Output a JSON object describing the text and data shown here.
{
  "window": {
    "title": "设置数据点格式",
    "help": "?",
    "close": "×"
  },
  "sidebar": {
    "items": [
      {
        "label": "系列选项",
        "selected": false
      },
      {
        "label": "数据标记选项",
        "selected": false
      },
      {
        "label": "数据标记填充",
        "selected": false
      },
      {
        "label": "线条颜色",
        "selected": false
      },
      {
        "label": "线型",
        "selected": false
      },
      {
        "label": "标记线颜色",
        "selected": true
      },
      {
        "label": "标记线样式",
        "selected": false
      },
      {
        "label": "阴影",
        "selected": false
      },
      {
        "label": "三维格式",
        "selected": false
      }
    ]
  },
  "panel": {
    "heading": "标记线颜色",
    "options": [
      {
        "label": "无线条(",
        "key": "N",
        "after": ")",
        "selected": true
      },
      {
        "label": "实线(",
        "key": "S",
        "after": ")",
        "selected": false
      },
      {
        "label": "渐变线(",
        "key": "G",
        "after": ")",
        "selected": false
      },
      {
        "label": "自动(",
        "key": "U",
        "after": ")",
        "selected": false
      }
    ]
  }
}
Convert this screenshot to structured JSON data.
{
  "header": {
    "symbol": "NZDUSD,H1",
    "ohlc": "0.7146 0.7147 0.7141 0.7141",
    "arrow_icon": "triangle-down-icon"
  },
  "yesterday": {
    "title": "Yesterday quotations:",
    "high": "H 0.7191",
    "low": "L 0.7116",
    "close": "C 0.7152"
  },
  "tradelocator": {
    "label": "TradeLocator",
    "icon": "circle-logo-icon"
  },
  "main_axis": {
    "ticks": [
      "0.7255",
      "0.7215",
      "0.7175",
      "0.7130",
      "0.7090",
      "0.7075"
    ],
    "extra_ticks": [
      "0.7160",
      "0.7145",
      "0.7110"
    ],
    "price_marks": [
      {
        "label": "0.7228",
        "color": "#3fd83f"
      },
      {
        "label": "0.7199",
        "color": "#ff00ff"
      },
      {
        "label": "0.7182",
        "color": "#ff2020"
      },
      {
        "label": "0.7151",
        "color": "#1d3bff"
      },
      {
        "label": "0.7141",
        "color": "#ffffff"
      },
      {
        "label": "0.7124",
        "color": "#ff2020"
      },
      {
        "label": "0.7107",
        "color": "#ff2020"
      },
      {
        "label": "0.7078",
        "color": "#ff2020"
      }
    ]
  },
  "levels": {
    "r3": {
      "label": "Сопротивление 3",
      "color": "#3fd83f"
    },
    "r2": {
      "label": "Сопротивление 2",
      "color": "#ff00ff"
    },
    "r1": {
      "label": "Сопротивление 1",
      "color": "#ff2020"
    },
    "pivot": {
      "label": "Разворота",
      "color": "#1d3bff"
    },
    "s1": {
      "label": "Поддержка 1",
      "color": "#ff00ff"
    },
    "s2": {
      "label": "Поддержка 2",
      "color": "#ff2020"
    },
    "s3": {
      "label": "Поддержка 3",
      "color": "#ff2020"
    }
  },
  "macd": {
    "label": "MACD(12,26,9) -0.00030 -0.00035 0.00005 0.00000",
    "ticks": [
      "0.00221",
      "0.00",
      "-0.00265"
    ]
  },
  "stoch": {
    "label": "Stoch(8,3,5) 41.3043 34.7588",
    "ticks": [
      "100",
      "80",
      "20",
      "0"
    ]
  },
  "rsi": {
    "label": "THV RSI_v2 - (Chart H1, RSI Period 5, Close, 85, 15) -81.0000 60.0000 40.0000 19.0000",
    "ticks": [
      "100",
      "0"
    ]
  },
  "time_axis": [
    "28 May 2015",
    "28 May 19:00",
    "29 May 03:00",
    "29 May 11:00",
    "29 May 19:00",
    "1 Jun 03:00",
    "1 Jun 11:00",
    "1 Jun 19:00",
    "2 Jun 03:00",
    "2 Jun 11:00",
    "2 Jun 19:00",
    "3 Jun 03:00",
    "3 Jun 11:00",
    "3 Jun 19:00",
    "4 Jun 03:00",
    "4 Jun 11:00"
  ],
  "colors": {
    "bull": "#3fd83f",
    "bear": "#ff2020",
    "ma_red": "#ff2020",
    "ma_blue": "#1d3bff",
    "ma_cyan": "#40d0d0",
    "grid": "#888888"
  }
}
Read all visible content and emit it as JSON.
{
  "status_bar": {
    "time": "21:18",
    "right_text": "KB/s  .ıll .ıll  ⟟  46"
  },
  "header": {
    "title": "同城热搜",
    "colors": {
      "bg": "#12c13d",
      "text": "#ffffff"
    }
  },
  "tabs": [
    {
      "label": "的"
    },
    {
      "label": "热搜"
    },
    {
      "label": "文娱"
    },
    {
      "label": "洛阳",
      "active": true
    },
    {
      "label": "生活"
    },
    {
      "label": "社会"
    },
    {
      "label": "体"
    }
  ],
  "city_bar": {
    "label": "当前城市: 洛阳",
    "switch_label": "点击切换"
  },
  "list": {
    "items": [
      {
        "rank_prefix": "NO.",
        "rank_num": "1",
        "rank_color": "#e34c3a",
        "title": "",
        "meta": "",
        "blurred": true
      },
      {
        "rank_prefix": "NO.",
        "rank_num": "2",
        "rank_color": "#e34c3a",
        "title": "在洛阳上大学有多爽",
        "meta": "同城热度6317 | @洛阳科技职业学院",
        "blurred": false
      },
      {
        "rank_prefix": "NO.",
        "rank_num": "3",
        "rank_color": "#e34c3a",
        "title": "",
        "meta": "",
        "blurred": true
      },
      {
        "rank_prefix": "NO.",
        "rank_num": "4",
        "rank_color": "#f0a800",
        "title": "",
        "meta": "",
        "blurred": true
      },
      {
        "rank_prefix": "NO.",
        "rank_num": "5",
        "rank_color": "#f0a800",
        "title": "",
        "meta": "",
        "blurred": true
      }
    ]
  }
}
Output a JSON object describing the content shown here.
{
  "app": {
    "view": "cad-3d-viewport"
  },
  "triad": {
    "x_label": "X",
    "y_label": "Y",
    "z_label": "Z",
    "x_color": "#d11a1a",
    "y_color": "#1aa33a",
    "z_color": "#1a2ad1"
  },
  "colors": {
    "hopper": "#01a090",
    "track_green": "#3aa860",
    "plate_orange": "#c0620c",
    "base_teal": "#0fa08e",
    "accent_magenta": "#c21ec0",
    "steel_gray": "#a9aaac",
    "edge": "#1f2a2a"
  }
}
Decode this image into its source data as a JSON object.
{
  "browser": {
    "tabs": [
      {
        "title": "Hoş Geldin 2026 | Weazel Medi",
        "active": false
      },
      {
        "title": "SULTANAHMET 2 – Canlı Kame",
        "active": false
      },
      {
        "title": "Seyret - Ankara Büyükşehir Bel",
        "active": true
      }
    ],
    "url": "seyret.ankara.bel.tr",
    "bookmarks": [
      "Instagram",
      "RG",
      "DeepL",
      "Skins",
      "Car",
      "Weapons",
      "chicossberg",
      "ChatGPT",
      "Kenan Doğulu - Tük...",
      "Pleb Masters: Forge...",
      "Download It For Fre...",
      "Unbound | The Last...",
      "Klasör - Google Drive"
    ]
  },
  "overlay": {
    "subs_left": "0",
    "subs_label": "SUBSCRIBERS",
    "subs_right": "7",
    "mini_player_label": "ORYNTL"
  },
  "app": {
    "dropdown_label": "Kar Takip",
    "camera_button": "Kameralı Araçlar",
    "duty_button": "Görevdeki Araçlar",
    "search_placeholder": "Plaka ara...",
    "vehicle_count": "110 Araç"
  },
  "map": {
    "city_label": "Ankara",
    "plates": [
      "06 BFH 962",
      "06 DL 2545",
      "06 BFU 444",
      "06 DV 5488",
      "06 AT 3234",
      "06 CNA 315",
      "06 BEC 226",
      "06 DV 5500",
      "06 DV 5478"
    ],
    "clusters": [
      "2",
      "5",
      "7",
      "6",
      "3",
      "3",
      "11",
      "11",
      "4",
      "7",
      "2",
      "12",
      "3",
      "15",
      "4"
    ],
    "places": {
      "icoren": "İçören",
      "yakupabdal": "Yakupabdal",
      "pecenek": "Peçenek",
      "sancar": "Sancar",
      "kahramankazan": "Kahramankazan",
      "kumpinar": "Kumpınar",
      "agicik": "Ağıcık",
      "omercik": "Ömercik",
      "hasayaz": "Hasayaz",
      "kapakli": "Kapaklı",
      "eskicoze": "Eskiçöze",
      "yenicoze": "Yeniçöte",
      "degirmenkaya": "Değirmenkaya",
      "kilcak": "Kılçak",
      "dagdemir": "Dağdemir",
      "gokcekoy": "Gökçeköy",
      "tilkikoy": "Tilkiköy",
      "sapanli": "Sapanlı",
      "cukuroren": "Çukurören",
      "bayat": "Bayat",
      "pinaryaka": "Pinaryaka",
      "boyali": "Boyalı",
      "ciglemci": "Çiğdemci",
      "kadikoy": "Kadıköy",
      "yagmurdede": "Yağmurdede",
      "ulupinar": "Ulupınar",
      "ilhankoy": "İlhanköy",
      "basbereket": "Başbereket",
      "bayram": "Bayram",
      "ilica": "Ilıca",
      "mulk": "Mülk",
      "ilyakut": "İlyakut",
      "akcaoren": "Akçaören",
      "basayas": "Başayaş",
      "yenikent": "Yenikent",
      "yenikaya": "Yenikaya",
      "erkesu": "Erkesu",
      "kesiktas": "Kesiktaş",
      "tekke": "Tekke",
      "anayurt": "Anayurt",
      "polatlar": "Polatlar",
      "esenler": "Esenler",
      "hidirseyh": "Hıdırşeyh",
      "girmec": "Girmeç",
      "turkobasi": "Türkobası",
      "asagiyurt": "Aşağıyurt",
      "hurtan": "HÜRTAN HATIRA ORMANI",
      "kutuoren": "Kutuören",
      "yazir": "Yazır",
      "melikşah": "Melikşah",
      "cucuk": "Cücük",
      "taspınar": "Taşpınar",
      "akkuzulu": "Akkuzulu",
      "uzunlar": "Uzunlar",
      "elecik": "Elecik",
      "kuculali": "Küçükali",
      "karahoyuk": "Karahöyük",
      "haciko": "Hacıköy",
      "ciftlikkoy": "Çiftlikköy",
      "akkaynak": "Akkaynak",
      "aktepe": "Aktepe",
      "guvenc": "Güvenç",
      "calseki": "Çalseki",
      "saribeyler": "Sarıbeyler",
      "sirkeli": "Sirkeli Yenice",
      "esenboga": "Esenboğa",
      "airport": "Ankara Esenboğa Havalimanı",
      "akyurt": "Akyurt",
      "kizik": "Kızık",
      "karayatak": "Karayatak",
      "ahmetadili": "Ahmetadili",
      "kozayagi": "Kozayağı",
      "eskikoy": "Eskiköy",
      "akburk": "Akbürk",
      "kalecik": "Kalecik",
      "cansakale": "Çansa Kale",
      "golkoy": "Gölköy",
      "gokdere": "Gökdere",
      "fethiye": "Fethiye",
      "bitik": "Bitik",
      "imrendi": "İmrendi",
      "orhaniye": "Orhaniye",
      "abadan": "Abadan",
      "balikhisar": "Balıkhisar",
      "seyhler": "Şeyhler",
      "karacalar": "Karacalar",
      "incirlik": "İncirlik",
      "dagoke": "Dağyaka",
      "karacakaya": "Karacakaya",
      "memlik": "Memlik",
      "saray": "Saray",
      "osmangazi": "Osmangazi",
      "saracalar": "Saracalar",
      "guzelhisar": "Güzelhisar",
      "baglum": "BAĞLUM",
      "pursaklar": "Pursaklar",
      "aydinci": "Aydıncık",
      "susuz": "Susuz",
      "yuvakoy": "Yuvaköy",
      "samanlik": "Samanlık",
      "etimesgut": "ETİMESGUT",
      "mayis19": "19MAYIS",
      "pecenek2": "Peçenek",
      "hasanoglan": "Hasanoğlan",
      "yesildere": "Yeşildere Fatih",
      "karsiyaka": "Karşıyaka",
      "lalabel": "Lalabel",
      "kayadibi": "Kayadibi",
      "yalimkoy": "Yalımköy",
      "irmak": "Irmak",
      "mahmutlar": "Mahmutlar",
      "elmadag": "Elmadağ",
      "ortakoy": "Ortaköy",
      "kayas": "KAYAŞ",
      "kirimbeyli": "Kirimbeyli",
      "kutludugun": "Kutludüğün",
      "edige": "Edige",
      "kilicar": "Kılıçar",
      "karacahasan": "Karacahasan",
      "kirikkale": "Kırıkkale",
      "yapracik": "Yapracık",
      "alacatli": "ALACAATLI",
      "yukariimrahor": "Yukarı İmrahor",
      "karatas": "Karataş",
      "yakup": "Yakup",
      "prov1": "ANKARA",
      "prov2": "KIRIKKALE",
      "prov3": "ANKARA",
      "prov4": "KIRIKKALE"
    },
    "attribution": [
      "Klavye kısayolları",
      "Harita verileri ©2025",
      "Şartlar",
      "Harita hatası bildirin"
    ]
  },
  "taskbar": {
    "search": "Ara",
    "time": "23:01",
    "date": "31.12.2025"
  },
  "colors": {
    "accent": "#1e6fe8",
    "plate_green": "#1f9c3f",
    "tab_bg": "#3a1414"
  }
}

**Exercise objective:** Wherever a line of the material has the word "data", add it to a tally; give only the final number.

**Response below:** 3